CFP: Punishing International Crimes in Domestic Courts
Date: 12 June 2017
Venue: VU University Amsterdam, The Netherlands
The international community deems that international crimes, such as genocide, crimes against humanity and war crimes, cannot go unpunished. During the 1990s it significantly stepped up its ‘fight against impunity’ and established numerous international criminal courts and tribunals to prosecute and punish perpetrators of such atrocity crimes committed around the globe. Over the past decades, also domestic courts have increasingly prosecuted and punished perpetrators of international crimes. Perpetrators tried and sentenced at domestic courts clearly outnumber those at the international level. Domestic mass atrocity crimes trials, however, have so far attracted only limited attention in international criminal justice discussions and scholarship. In particular, little attention is given to the sentencing and post-sentencing phase in these domestic contexts.
As many have argued, the future of criminal justice for mass atrocity crimes is domestic. For this reason, learning lessons from past domestic trials is increasingly relevant. The purpose of this one-day conference in Amsterdam is to bring together scholars and practitioners to discuss practices and challenges with regard to sentencing, incarceration and reintegration of perpetrators of international crimes in domestic contexts. This meeting aims to bring together experts from the legal institutions in The Hague and from various countries around the globe to promote a cross-border, cross-disciplinary dialogue about the practices and challenges of punishing perpetrators of mass atrocity crimes in domestic trials.
Organisers invite submissions discussing punishment practices in a specific country or region. In order to get an overview of existing practices, each presenter will be asked to first provide an up-to-date overview on the number of trials, their outcomes and the modality and severity of punishment handed out to perpetrators of international crimes in the domestic jurisdiction(s) in question.

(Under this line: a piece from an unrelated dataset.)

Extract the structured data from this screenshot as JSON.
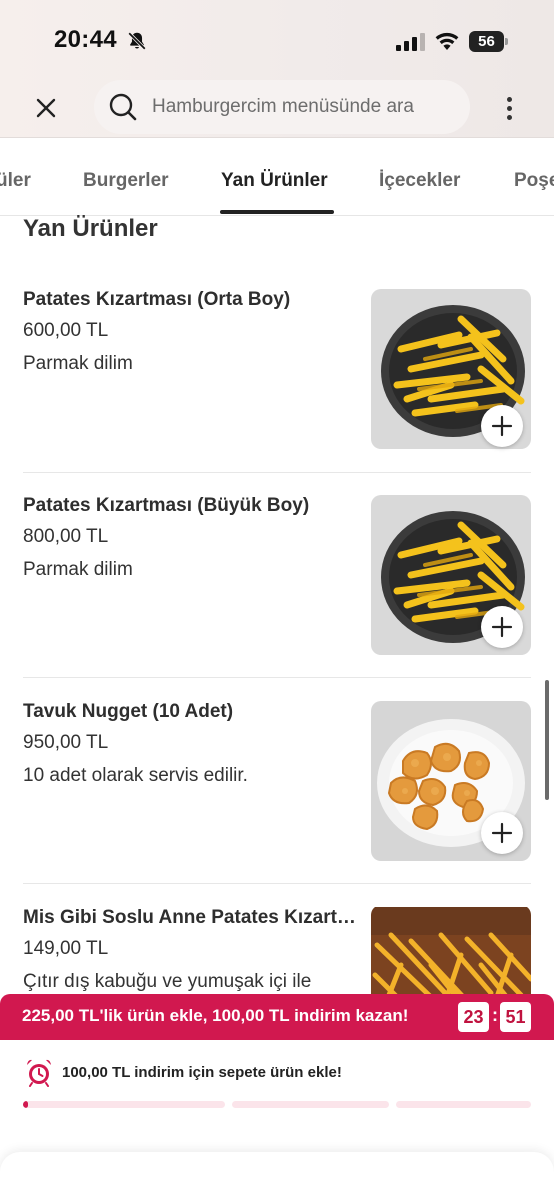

Building upon this, papers based on theoretical, doctrinal or empirical research should focus on a specific aspect of punishment practices, such as:
- Sentence modalities and severity of sentences for international crimes
- Sentence justifications, sentencing goals, principles and factors
- Comparative analyses of sentencing (to ordinary crimes, to international tribunals (if applicable), to other countries)
- Conditions of incarceration
- Offender rehabilitation
- Perspectives on sentencing (criticism/reception)
- Reintegration of offenders after their release
Those interested in presenting a paper at the conference should submit an application before 15 April 2017 via email to firstname.lastname@example.org and include 1.) name and affiliation; 2.) short CV of max 1 page; and 3) title of the paper and 300 word abstract.
To view a detailed CFP please click here.